The cap was supposed to be a temporary measure. It wasn’t intended to solve the problem, just stop it getting any worse in the short run.
The long-term solution was to be a system of trade in water rights, introduced by the Council of Australian Governments in 1994. Combined with the right price signals from environmental purchases, this system was meant to allocate water to its most productive uses while reducing extractions to sustainable levels.
A quarter-century on, the cap is only now being phased out, and a vast array of measures have come and gone, including the National Water Initiative, the Water Act of 2007, Water for the Future and the Murray-Darling Basin Plan.
The failure of these initiatives rests on one simple fact: the refusal of irrigation lobby groups to countenance the government buying water rights on the open market to increase environmental flows. Their opposition has been immovable, despite many individual irrigators being keen to sell their water rights and use the money to invest in alternative cropping activities or retire.
On the other hand, there are a lucky (often politically well-connected) few who have done very well from “strategic” purchases of water. Investigative journalist Michael West has noted the National Party’s Barnaby Joyce has been publicly hostile towards buybacks of water entitlements but authorised, as federal water resources minister, three major “strategic purchases”.
Instead of water purchases, politicians like Joyce have put their faith in subsidies to infrastructure, to improve the efficiency of water use.
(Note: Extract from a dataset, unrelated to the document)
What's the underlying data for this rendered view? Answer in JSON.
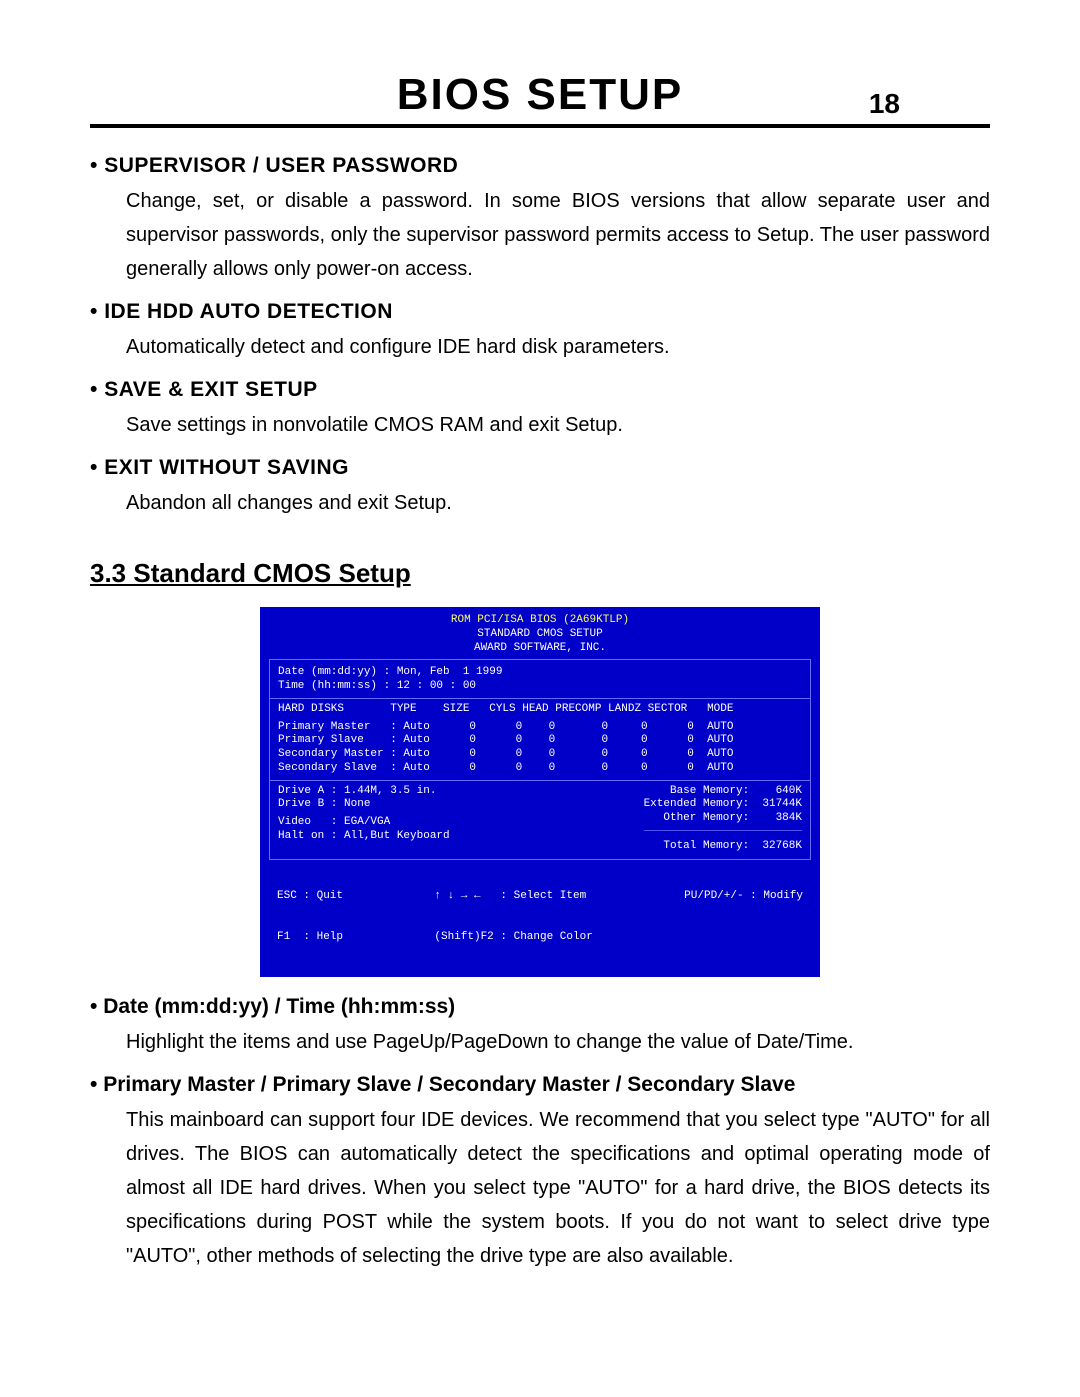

The idea has a lot of intuitive appeal. If less water can be used, it should be possible to increase flows in the river system without reducing agricultural output. With rare exceptions, this appealing vision has dominated the thinking of politicians and much of the public.
The reality is sadly different. The failure of infrastructure-based water recovery was both predictable and predicted.
Read more: Is the Murray-Darling Basin Plan broken?
I pointed out the main difficulties in a piece for ABC Online in 2012. The article didn’t contain any remarkable insights. It simply stated views shared by every independent economist who has worked on the issue.
The illusion of efficiency
Among the many problems with infrastructure schemes, two have stood out.
First, the measured cost of saving water through infrastructure schemes is two to three times as much as that of buying water on the open market.
Second, and more importantly, much of the supposed water savings are illusory. Much of the water “wasted” in irrigation systems is not lost to the environment. Most of the water leakage and seepage from irrigation channels eventually returns to rivers through groundwater systems. So “saving” this water through infrastructure efficiency doesn’t actually add anything more to environmental flows.
My 2012 analysis assumed a scientifically based effort to secure water savings at the lowest possible cost to the public. As the Four Corners report has shown, that assumption was massively over-optimistic. In reality, the scheme has been characterised by lax monitoring, cronyism and rorting.
After the expenditure of billions in public money, the system may be worse off than before. As a result, environmental disasters keep on happening.
Along with recurring algal outbreaks, we are witnessing disasters such as the massive fish kills like that in western New South Wales in January. The massive fish kills have been attributed to little or no flow in the Darling River combined with plunges from high temperatures, starving the water of oxygen.
As the riverine environment keeps deteriorating, there’s no sign of any positive change in policy.
Eventually, though, we must hope Abba Eban will be proved right. Having exhausted all the options that don’t work, we will have to turn to those that do.
John Quiggin Professor, School of Economics, The University of Queensland